I recognize that I was born into privilege.
Being male, white and American comes with a set of assumptions and implicit biases that are deeply ingrained in me and the mores of our fathers. As a progressive-minded person who wants to be an example of attitudes and actions that foster a more just and humane society, I am willing to have my unconscious behaviors laid bare so that I might learn new ways of communicating and interacting with people and the world. But in order for this to occur, my hope must be met with more than mere outrage.
I’m on shaky ground from the start here. The title alone opens me up for attacks. Any suggestion that I might be dismissing the plight of the under-served or those victimized by generations of misogyny and colonialism, by reducing their suffering to the notion of political correctness, would be a highly risky stance to take. The social justice war is no joke. A new generation of warriors are waging battles on college campuses, internet forums, and at yoga centers alike. The courage to speak out and demand that other voices be heard is bolstered by the cumulative and pent-up effect of subtle prejudice and bigotry, made manifest by the anger of seeing institutions crumble and injustice reign. Being the beneficiary of unfair power imbalances puts me in what seems to be an untenable position.
Overcoming the societal structures that grant me my privilege is easier said than done.
It’s hard for me to get my mind around the macro picture of myself as a man in the world. It becomes clearer in the actuality of my daily life and is never more apparent than in the way my marital relationship often plays out. As my career has developed and I am bringing in a greater share of the household income, I have to admit that I expect my wife to take care of more of the parenting and managing of our home. It’s telling how easily I fall into the traditional roles of my parents, despite my fancy that I have broken their mold.
I can see how my wife has had to make more sacrifices than I have just because she is a woman. When I put myself in her shoes, I can feel the resentment at having to always ask me to help, of being forced into the role of nag so that she might steal but a few glimmers of the independence that being a mother and a wife easily squelches. At the same time, I am working as hard as I can to make ends meet and that’s not because I want it that way. Since I take on the larger burden of providing for our needs, taking fifty percent of the duties at home doesn’t feel equitable. If my wife had the job that was providing for us, I wonder if I would feel less entitled.

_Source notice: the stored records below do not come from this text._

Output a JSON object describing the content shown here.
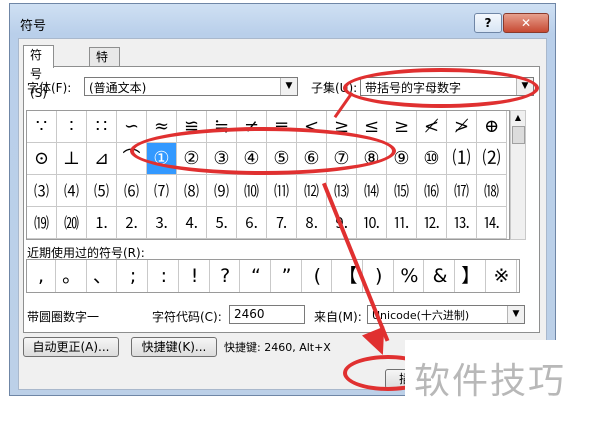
{
  "window": {
    "title": "符号",
    "help": "?",
    "close": "✕"
  },
  "tabs": [
    "符号(S)",
    "特殊字符(P)"
  ],
  "font": {
    "label": "字体(F):",
    "value": "(普通文本)"
  },
  "subset": {
    "label": "子集(U):",
    "value": "带括号的字母数字"
  },
  "grid_rows": [
    [
      "∵",
      "∶",
      "∷",
      "∽",
      "≈",
      "≌",
      "≒",
      "≠",
      "≡",
      "<",
      "≥",
      "≤",
      "≥",
      "≮",
      "≯",
      "⊕"
    ],
    [
      "⊙",
      "⊥",
      "⊿",
      "⌒",
      "①",
      "②",
      "③",
      "④",
      "⑤",
      "⑥",
      "⑦",
      "⑧",
      "⑨",
      "⑩",
      "⑴",
      "⑵"
    ],
    [
      "⑶",
      "⑷",
      "⑸",
      "⑹",
      "⑺",
      "⑻",
      "⑼",
      "⑽",
      "⑾",
      "⑿",
      "⒀",
      "⒁",
      "⒂",
      "⒃",
      "⒄",
      "⒅"
    ],
    [
      "⒆",
      "⒇",
      "⒈",
      "⒉",
      "⒊",
      "⒋",
      "⒌",
      "⒍",
      "⒎",
      "⒏",
      "⒐",
      "⒑",
      "⒒",
      "⒓",
      "⒔",
      "⒕"
    ]
  ],
  "selected": {
    "row": 1,
    "col": 4
  },
  "recent": {
    "label": "近期使用过的符号(R):",
    "symbols": [
      ",",
      "。",
      "、",
      ";",
      ":",
      "!",
      "?",
      "“",
      "”",
      "(",
      "【",
      ")",
      "%",
      "&",
      "】",
      "※"
    ]
  },
  "char_name": "带圆圈数字一",
  "char_code": {
    "label": "字符代码(C):",
    "value": "2460"
  },
  "from": {
    "label": "来自(M):",
    "value": "Unicode(十六进制)"
  },
  "buttons": {
    "autocorrect": "自动更正(A)...",
    "shortcut_key": "快捷键(K)...",
    "shortcut_text": "快捷键: 2460, Alt+X",
    "insert": "插"
  },
  "watermark": "软件技巧",
  "colors": {
    "highlight": "#e03030",
    "selection": "#3399ff"
  }
}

I always thought that having kindness in my heart was enough, but maybe it’s not.
Recently, a thoughtful Indian-American yoga teacher of the millennial generation left one of my workshops after being made uncomfortable by my doing Sanskrit chanting without providing any particular context beforehand. The chant in question is a ritual I have enjoyed for over two decades and has deep personal meaning to me. But it was also a prayer that this teacher had shared with family as a child. And hearing me, the charismatic white man in the front of the room, taking ownership over something from a culture that is not native to me felt wrong and unsafe. To me, it was an honest expression of affection and hope. But to someone else it was an example of colonialism and social injustice.
Only a few days later, an older woman and her millennial daughter, visiting America from India for the first time, came to my class and were overjoyed about my chanting. They attended almost every day for the two weeks they were in town and when they were leaving they hugged me and thanked me. They didn't require any particular context other than that they were attending a yoga class, and my whiteness or maleness didn’t seem to matter.
I can’t tell whether I’m at fault, political correctness has gone awry, or where progress can be made.
Unfortunately, I don’t know where I stand. Not just in the eyes of others, but in regards to what I ought to do. I love my wife. I want her to feel that we are mutual and equal in our relationship. But emotional capital won’t pay the mortgage. I love chanting. I don’t want to have that chanting amount to a form of oppression. But when the same behavior is viewed by some as microaggressive and others as loving, it’s hard to know what is what.
In my attempts to better understand these issues, there is rarely a constructive conversation to be had. Outrage is the only thing that gets heard among the scrolling din, and even the righteous seem prey to mob mentality and darker angels. Many of us need to be woken up about a lot of things. Addressing the power dynamics at the root of injustice will likely require thicker skin and a level of kindness that can withstand the overbearing weight of our dysfunction.